Shu Liu, Lu Qi, Haifang Qin, Jianping Shi, Jiaya Jia
The way that information propagates in neural networks is of great importance. In this paper, we propose Path Aggregation Network (PANet) aiming at boosting information flow in proposal-based instance segmentation framework. Specifically, we enhance the entire feature hierarchy with accurate localization signals in lower layers by bottom-up path augmentation, which shortens the information path between lower layers and topmost feature. We present adaptive feature pooling, which links feature grid and all feature levels to make useful information in each feature level propagate directly to following proposal subnetworks. A complementary branch capturing different views for each proposal is created to further improve mask prediction. These improvements are simple to implement, with subtle extra computational overhead. Our PANet reaches the 1st place in the COCO 2017 Challenge Instance Segmentation task and the 2nd place in Object Detection task without large-batch training. It is also state-of-the-art on MVD and Cityscapes. Code is available at
Xingyi Zhou, Dequan Wang, Philipp Krähenbühl

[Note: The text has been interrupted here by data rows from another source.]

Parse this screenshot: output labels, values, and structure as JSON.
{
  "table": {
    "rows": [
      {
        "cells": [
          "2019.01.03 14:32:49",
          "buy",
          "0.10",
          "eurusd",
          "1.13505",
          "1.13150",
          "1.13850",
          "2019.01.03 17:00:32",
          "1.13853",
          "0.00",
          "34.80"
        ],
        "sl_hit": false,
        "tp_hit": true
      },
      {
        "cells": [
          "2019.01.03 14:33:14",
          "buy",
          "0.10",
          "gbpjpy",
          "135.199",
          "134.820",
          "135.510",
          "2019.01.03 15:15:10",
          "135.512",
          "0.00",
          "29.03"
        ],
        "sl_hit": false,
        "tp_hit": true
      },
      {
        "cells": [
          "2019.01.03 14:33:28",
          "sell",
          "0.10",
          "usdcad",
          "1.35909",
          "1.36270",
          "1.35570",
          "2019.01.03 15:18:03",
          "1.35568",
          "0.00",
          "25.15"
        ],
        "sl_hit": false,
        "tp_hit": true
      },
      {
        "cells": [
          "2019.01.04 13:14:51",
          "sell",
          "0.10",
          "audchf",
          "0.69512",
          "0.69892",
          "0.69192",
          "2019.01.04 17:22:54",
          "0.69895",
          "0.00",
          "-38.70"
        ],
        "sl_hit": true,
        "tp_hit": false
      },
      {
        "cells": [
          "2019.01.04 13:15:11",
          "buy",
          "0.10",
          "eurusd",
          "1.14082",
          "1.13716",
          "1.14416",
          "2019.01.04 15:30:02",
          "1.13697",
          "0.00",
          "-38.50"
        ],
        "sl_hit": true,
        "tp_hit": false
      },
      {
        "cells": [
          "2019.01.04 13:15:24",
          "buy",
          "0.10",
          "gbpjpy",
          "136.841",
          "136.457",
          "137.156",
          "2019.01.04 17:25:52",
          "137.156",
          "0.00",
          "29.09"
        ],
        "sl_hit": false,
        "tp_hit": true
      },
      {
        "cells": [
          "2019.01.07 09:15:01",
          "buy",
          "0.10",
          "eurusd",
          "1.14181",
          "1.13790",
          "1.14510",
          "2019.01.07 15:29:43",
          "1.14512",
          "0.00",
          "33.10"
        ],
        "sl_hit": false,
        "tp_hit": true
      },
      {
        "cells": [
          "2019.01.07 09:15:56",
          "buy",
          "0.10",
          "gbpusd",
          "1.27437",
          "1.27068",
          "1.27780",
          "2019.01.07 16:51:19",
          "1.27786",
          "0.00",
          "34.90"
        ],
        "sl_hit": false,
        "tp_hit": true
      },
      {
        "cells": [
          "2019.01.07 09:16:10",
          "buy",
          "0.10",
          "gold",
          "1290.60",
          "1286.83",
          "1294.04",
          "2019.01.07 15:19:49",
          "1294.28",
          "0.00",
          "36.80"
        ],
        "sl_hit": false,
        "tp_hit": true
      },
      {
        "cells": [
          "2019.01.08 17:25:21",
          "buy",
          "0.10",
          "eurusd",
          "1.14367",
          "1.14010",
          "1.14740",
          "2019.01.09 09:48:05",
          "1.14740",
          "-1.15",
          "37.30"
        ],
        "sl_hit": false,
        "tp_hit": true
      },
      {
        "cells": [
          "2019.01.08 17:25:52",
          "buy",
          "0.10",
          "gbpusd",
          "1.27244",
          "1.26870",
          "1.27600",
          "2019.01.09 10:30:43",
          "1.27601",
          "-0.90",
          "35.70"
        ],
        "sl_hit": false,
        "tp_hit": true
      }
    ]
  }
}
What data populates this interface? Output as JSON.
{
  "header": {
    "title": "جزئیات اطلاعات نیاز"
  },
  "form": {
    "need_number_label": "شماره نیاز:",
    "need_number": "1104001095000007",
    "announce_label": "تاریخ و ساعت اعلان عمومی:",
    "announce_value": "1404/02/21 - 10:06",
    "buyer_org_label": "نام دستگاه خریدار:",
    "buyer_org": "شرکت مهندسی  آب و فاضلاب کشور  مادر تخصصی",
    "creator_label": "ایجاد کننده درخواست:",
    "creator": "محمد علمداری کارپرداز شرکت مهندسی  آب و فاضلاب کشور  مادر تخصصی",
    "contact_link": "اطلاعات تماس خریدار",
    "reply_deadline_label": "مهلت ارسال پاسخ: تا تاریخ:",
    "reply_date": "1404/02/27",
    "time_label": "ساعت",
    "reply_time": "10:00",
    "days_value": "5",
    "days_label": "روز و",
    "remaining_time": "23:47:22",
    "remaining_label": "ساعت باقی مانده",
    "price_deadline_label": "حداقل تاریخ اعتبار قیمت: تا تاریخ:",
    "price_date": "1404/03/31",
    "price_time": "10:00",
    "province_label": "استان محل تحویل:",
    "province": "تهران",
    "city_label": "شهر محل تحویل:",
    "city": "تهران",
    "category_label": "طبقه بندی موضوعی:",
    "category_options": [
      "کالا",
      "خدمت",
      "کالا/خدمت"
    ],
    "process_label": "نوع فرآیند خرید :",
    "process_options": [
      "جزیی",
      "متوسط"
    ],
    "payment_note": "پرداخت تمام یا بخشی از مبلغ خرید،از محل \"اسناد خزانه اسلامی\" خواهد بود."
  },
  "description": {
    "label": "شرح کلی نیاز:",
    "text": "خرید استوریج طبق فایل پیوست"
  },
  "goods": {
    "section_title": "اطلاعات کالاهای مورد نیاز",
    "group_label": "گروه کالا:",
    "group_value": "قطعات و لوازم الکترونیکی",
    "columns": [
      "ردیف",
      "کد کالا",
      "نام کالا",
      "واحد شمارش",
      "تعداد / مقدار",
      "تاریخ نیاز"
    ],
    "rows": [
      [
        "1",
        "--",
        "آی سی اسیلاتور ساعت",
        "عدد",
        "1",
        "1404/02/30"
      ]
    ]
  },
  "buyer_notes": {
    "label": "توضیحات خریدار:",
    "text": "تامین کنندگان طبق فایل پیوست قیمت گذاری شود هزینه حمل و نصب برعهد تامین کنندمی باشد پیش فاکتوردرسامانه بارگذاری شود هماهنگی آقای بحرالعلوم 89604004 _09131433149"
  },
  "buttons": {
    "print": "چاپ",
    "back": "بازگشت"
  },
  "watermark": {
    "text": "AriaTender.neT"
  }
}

Detection identifies objects as axis-aligned boxes in an image. Most successful object detectors enumerate a nearly exhaustive list of potential object locations and classify each. This is wasteful, inefficient, and requires additional post-processing. In this paper, we take a different approach. We model an object as a single point --- the center point of its bounding box. Our detector uses keypoint estimation to find center points and regresses to all other object properties, such as size, 3D location, orientation, and even pose. Our center point based approach, CenterNet, is end-to-end differentiable, simpler, faster, and more accurate than corresponding bounding box based detectors. CenterNet achieves the best speed-accuracy trade-off on the MS COCO dataset, with 28.1% AP at 142 FPS, 37.4% AP at 52 FPS, and 45.1% AP with multi-scale testing at 1.4 FPS. We use the same approach to estimate 3D bounding box in the KITTI benchmark and human pose on the COCO keypoint dataset. Our method performs competitively with sophisticated multi-stage methods and runs in real-time.